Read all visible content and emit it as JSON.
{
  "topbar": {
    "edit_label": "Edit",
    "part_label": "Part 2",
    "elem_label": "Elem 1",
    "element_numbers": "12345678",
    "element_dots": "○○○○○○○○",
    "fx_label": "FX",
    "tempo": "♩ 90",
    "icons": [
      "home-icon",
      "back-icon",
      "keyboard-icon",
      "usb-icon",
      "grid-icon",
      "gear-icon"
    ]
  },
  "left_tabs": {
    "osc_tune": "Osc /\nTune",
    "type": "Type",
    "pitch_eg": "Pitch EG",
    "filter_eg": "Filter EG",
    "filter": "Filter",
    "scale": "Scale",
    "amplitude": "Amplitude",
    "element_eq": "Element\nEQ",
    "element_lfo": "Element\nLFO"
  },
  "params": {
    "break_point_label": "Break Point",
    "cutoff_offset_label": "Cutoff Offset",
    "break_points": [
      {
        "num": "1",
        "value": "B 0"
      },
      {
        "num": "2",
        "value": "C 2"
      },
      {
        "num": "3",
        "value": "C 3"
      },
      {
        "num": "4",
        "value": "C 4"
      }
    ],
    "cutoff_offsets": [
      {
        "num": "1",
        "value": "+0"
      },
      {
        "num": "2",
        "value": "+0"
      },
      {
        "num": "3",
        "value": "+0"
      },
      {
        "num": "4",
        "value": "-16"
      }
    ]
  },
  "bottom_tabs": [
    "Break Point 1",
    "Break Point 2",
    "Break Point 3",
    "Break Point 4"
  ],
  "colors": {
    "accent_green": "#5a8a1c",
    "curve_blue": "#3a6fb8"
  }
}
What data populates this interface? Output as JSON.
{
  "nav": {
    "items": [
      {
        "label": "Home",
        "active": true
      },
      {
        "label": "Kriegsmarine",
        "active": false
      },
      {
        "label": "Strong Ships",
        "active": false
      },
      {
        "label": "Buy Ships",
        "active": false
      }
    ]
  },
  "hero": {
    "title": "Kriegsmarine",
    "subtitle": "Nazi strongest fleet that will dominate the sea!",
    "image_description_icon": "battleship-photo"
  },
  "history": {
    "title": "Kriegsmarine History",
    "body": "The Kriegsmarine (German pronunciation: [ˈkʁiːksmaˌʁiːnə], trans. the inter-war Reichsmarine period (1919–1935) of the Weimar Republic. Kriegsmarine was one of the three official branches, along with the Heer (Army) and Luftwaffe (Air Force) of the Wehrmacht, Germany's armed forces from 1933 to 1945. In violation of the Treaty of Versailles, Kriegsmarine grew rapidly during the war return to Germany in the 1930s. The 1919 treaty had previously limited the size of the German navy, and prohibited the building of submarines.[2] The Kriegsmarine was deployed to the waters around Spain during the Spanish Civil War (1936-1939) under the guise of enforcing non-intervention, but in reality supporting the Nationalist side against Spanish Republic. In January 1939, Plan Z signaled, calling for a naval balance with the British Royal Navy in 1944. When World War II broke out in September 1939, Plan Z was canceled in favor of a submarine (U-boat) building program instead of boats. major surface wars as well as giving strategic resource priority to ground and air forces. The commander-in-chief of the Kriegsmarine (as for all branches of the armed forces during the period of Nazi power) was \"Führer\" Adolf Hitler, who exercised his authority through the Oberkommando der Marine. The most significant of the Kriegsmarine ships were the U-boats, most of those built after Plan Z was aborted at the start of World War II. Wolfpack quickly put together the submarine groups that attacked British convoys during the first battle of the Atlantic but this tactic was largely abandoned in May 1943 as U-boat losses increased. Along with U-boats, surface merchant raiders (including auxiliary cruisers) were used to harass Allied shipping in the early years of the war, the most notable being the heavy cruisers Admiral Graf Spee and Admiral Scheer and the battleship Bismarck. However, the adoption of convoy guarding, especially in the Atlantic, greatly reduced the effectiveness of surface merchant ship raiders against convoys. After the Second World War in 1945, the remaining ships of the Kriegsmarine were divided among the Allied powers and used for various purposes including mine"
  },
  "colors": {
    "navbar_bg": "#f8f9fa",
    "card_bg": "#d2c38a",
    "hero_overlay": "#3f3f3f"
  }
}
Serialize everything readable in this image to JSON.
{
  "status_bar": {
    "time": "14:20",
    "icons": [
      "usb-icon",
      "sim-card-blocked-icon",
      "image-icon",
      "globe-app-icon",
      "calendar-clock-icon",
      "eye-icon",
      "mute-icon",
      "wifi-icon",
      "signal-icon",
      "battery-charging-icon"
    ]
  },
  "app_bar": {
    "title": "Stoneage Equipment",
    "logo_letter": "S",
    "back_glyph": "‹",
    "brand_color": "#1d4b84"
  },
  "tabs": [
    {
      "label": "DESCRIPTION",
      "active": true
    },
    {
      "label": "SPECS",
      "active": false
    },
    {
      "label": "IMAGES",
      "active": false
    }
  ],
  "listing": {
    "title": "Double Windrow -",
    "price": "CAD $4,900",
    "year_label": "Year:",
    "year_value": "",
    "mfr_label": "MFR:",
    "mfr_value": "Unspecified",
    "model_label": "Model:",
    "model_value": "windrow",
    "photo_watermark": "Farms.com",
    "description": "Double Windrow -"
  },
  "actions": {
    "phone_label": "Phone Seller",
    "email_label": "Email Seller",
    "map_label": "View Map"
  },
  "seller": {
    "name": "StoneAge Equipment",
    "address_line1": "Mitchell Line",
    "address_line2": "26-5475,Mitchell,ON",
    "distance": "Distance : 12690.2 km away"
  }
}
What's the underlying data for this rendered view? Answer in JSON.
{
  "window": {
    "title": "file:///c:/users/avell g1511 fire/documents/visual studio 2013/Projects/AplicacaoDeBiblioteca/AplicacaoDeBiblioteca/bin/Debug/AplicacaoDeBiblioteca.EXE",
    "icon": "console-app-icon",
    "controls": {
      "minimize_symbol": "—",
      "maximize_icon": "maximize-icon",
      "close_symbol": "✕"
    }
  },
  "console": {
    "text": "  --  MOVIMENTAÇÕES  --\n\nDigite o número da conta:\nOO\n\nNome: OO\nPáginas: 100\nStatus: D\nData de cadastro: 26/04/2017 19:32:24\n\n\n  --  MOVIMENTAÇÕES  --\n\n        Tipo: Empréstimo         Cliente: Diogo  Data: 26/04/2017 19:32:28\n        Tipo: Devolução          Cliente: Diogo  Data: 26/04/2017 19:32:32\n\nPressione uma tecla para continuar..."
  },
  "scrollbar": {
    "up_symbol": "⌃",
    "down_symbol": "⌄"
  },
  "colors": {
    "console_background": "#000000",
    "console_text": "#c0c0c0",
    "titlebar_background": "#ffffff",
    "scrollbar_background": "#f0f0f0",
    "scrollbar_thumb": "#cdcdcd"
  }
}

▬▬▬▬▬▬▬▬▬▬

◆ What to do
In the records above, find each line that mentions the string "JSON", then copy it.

◆ Result for this exercise
Read all visible content and emit it as JSON.
What data populates this interface? Output as JSON.
Serialize everything readable in this image to JSON.
What's the underlying data for this rendered view? Answer in JSON.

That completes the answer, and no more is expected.